Review of Oamaru search and rescue incident
Terms of reference for review of Oamaru search and rescue incident
A review has got underway into the circumstances surrounding the search and rescue response to the boating accident off the Oamaru coast on May 11 2003, with the appointment of a reviewer and agreement on the terms of reference.
John Bowdler, a former Deputy Secretary for Transport in the Australian federal government, arrived in New Zealand yesterday to begin the independent review of the search and rescue processes following the accident where three men drowned and two were rescued after their fishing boat was swamped by waves.
The Transport Minister Paul Swain says "the purpose of this review is not to allocate fault to any party, but to provide a prompt investigation and if necessary to recommend any changes to current search and rescue arrangements or procedures".
On May 13 Mr Swain instructed the newly formed New Zealand Search and Rescue Council to investigate the incident, and the Council has now approved the terms of reference for the review.
Mr Swain says the terms of reference are: -
To gain an understanding of the sequence and times of events in the search and rescue response to the incident of 11 May 2003; To ascertain whether the current search and rescue arrangements and procedures were followed; To ascertain whether the arrangements and procedures are appropriate for an incident of this nature; In the light of the findings of 1 - 3 above, to consider whether the arrangements and procedures need immediate remedial attention; and To make recommendations to the New Zealand Search and Rescue Council, as appropriate, by 31 July 2003.

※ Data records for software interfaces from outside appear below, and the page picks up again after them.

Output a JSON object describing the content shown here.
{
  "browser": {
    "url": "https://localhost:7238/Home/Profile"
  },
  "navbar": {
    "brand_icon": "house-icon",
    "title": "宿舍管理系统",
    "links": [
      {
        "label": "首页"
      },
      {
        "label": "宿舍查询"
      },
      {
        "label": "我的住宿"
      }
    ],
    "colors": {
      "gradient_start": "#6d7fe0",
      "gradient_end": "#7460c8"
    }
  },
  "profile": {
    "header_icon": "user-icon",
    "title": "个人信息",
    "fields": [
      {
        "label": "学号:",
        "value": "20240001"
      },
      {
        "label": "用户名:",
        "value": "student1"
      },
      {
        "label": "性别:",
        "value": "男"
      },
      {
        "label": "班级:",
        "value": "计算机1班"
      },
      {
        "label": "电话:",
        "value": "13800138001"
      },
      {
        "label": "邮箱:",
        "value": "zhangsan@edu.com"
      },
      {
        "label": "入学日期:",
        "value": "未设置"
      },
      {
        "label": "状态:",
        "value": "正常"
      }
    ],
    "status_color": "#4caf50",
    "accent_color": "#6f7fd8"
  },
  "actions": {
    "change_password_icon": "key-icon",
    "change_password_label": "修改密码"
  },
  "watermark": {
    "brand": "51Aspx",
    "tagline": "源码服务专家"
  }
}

Mr Swain says the SAR Council approved the terms of reference only after seeking legal advice that the review would not duplicate or pre-empt other inquiries by agencies such as the police, the coroner, or the Maritime Safety Authority.
Mr Swain says "the SAR Council has looked for someone from outside New Zealand to lead the review because of the involvement of so many agencies and organisations in the original incident."
Mr Swain says "it is vital to ensure that any review is free from criticism of conflict of interest, as well as providing a thorough, objective and independent process to evaluate the procedures surrounding the response to the incident."
Mr Bowdler will be provided with an independent technical assistant from Australia, and an independent legal advisor, John Marshall, a practising barrister from Wellington.
The review team has been asked to complete its report by the end of July 2003.
The New Zealand Search and Rescue Council first met in April 2003, and comprises the Chief Executives of the Ministry of Transport, the Maritime Safety Authority, the Police, the Civil Aviation Authority, and the Defence Force.
It reports to the Ministers of Transport, Police and Defence.
It replaces the former Search and Rescue Committee, but the Council has additional functions such as providing strategic advice and co-ordination for all search and rescue activities.